═══ Data in this exercise ═══
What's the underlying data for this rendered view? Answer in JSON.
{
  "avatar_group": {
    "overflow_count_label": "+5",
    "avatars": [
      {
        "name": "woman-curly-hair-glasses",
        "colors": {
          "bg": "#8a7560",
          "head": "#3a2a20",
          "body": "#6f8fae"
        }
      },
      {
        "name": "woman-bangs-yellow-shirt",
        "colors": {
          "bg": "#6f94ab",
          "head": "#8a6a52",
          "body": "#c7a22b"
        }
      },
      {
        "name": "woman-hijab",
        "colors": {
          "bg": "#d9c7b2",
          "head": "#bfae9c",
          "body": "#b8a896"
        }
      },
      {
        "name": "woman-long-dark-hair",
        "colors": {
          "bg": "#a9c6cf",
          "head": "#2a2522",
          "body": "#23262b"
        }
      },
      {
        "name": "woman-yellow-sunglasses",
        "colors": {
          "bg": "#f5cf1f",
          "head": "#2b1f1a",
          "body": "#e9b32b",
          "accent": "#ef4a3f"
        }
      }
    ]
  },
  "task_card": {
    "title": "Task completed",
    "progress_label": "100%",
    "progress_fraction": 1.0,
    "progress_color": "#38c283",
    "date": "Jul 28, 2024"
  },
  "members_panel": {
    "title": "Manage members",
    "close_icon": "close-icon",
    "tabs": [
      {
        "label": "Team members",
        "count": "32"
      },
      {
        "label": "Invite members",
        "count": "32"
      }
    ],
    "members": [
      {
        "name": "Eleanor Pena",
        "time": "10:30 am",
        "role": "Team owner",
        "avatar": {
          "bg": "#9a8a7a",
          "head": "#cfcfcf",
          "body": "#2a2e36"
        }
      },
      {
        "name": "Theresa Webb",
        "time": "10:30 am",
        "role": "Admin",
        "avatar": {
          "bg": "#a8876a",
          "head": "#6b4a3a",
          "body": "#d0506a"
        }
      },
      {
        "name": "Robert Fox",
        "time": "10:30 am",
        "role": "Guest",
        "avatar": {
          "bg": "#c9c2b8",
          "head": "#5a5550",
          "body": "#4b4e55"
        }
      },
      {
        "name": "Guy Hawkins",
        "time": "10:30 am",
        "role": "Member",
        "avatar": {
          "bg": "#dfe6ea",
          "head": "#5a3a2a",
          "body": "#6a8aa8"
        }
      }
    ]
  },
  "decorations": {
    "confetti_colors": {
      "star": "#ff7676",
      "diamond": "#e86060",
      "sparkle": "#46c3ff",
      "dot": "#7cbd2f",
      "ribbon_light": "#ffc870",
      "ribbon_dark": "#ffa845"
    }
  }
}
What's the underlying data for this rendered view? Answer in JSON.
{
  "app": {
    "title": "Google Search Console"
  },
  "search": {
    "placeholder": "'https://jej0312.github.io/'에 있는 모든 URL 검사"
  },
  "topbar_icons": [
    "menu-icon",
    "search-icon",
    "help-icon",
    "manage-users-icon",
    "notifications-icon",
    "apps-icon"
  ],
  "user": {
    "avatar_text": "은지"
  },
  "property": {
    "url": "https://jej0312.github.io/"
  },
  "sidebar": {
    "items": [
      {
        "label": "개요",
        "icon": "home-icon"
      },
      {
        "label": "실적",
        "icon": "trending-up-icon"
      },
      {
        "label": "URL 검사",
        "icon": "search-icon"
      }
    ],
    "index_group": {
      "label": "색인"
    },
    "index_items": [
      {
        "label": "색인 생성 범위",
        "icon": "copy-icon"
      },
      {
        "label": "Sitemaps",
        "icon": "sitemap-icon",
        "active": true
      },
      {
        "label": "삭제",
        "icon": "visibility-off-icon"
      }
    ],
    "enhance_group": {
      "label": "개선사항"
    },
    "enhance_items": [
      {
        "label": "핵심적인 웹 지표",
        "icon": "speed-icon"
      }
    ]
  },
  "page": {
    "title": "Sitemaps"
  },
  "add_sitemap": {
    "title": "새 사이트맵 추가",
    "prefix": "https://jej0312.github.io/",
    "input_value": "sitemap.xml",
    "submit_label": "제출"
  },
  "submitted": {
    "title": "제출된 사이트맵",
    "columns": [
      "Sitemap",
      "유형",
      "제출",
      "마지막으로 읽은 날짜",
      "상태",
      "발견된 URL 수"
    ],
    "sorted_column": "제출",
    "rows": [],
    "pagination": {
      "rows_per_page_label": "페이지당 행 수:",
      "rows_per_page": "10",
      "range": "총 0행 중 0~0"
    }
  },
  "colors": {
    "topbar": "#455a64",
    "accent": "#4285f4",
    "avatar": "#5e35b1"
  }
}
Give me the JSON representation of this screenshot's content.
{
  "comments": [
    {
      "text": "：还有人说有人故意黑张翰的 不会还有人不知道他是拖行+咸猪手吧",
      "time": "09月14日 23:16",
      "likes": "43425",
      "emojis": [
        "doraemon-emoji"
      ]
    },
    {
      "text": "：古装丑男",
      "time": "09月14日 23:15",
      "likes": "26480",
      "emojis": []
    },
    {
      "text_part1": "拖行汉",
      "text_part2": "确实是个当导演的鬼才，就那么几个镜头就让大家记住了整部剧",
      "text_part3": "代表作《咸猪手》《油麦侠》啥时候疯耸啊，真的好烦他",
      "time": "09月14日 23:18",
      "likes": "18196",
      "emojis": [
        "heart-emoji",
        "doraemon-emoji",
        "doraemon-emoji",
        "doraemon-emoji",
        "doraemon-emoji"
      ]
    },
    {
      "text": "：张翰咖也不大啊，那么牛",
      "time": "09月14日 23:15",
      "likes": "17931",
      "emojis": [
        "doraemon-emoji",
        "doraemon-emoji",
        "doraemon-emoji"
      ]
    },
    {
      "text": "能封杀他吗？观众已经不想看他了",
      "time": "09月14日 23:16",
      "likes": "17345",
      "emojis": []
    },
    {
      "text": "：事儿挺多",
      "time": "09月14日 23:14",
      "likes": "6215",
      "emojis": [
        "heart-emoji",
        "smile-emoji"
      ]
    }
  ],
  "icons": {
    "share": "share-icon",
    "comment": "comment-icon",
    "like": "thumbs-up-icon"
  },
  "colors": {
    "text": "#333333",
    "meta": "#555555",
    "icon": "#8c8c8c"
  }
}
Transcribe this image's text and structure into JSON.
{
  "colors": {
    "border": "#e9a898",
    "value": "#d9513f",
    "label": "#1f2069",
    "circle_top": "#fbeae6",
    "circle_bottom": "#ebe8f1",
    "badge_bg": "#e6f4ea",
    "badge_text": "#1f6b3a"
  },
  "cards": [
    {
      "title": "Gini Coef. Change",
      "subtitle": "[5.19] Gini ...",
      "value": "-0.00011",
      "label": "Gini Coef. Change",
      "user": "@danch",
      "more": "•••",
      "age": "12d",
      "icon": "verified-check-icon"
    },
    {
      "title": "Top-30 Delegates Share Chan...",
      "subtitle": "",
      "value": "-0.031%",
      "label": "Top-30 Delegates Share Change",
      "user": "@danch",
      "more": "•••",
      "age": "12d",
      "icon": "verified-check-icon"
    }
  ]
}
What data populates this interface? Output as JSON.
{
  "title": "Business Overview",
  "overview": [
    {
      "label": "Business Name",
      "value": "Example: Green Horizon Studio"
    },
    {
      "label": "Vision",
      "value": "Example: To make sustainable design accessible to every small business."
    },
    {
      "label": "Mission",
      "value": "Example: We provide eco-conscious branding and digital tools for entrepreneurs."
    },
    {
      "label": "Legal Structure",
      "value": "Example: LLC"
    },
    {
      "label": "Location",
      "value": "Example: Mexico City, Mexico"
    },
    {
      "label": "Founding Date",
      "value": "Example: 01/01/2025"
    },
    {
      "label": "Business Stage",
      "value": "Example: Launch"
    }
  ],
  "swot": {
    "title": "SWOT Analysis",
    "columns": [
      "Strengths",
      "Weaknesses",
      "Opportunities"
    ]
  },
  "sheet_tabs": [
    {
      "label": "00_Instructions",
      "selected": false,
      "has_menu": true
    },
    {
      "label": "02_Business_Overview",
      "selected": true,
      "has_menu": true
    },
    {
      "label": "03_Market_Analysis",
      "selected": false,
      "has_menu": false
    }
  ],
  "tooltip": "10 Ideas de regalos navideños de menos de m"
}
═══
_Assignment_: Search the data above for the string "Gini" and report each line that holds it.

_Answer space_:
      "title": "Gini Coef. Change",
      "subtitle": "[5.19] Gini ...",
      "label": "Gini Coef. Change",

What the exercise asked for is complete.